"When I was a kid I used to fantasize all the time about owning a Rolls-Royce ," said first baseman Willie Stargell, the Pittsburgh Pirates' elder statesman after 20 years in the National League. "I used to look at pictures of the wide radiator and high front fenders and think, 'Wow, if I could just get my hands on something like that!'
"But it wasn't until 1973 that I got serious and really began looking around, " he continued. "I didn't go to any showrooms in the United States because I never considered a new car. What I wanted was one that somebody in England had already owned; that maybe had a history; and that had the steering wheel on the right side."
Stargell searched for three years with foreign car brokers before he found what he wanted, a 1963 Rolls-Royce Silver Cloud that belonged to an English carrot farmer who had just installed a new engine and had the leather upholstery replaced.
"My total cost for the car and shipping it to the United States came to $18, 400," Willie said. "At first I justified the purchase in my own mind as an investment -- that I'd keep the car a while, then turn it over for a profit. Last year I got a serious offer of more than $40,000. But the fact is that kind of car grows on you. Besides, I've got two boys of driving age now who would never let me sell it.

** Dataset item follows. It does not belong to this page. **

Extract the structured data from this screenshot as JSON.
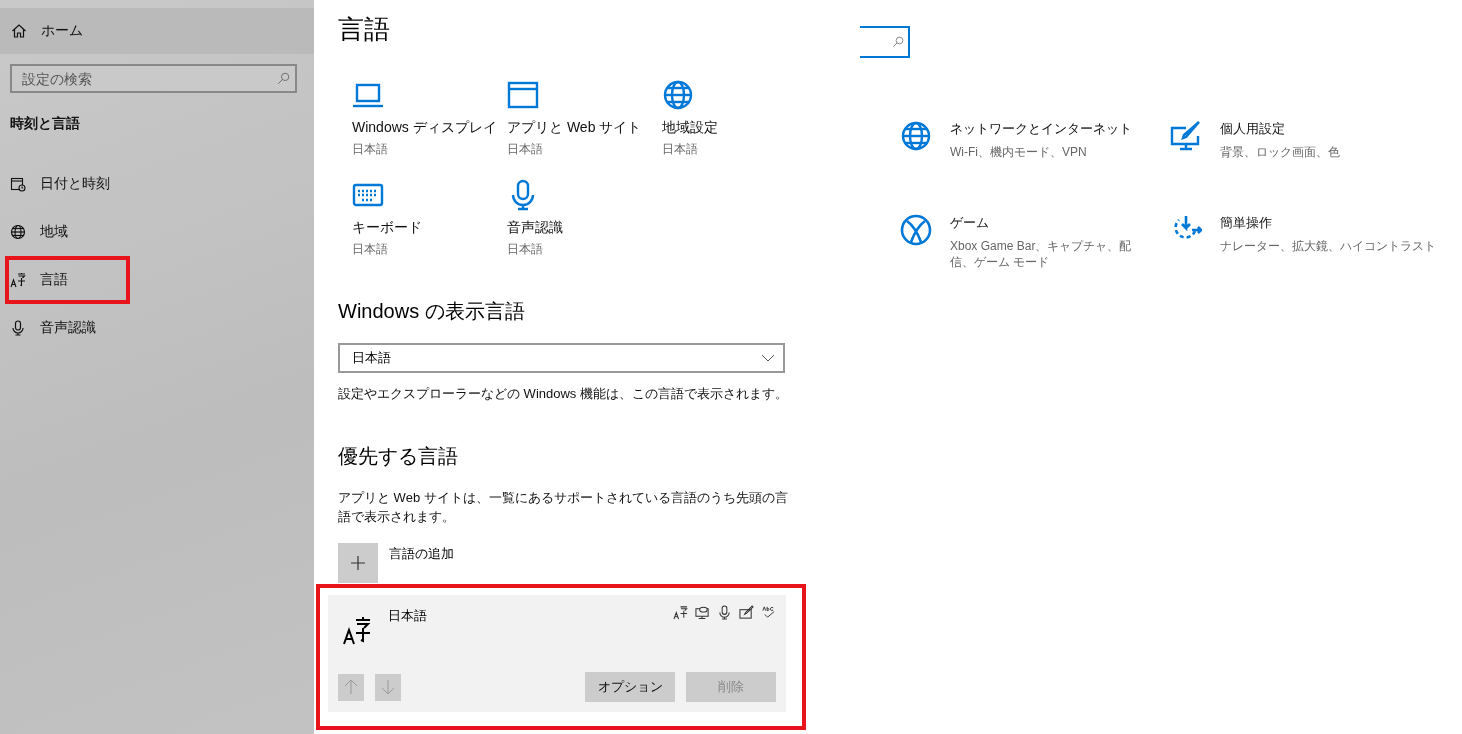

"One reason I look forward to spring training every year is that my family and I always drive to Florida in the Rolls," he said. "Out on the highway, this car seems to hug the road. Of course you have to settle for 10 miles to the gallon when you're just driving at normal speeds. I've also spent some heavy money on body work because of all the salt and chemicals they put on the roads in Pittsburgh during the winter."
Stargell has three other vehicles -- a turbo-drive Mercedes, a new BMW, and a four-wheel-drive Chevrolet Blazer.
"This is probably going to sound strange after all I've said about the Rolls, but the care I really enjoy driving most is the Blazer," Willie explained. "What you have to understand is that I've always been a country boy who likes anything that's rugged. I love battling the ice and snow during a storm, especially when you've got four-wheel drive going for you."
Asked how a man who has spent two decades playing baseball can still retain the enthusiasm of a rookie, Stargell replied:
"Unfortunately the only thing the fan ever sees is the game -- what happens out on the field. But in baseball you are really part of a family that also lives together in the locker room. The friendship that develops between athletes over a long period of time is not something that you can put into words. But you can't stay in the game very long without it.
"After two years in the big leagues, you begin to realize that everything is mental anyway.I'm not saying you don't have to be talented to play this game, but that it's how you handle the daily mental pressures that really count -- how you discipline yourself.
"You let the fear of failure into your consciousness and you are really in trouble. I see this happening all the time to young players and I tell them: 'Hey, only you can let that negative stuff into your mind, and if you do you are making a big mistake.'"
Stargell says that before he quits he probably will have batted 10,000 times and made 7,000 outs, and that the pitcher who always gave him the most trouble was the Dodgers' Sandy Koufax.
"But the thing I plan to remember is how I got 3,000 hits, and how only a handful of players have ever done that," Willie said, though such a feat is still at least a few more years away for the veteran slugger who still needed around 800 starting this season.
"I'm also shooting for 500 home runs," Stargell said, "and when you're only 27 away you get a little excited."
How loose is the Pirates' clubhouse, which is frequently described as a zoo?
"I don't mind telling you that we're a pretty wild group when we get by ourselves," Stargell admitted during his team's recent visit here for a series with the Dodgers. "We ride each other a lot and when we want to remind a guy of something we nail his shoes to the floor.
"But sometimes we're just playful," he continued. "Like right now I got it all fixed with room service at the hotel to deliver a $100 breakfast to Bill Madlock tomorrow at 7 a.m. Man, he's going to see two dozen eggs and that just might lead to a few phone calls and a party.
"Bill will probably figure I'm the guy who set him up and he'll act like he's mad, only he can't really be sure who did it. But he also knows he's going to have to pay the hundred, because when somebody on this club does something like that he never admits it.
"Actually this is the perfect time to pull a stunt like that on Madlock, because he's leading the National League in hitting. If he were going badly, we'd never bother him."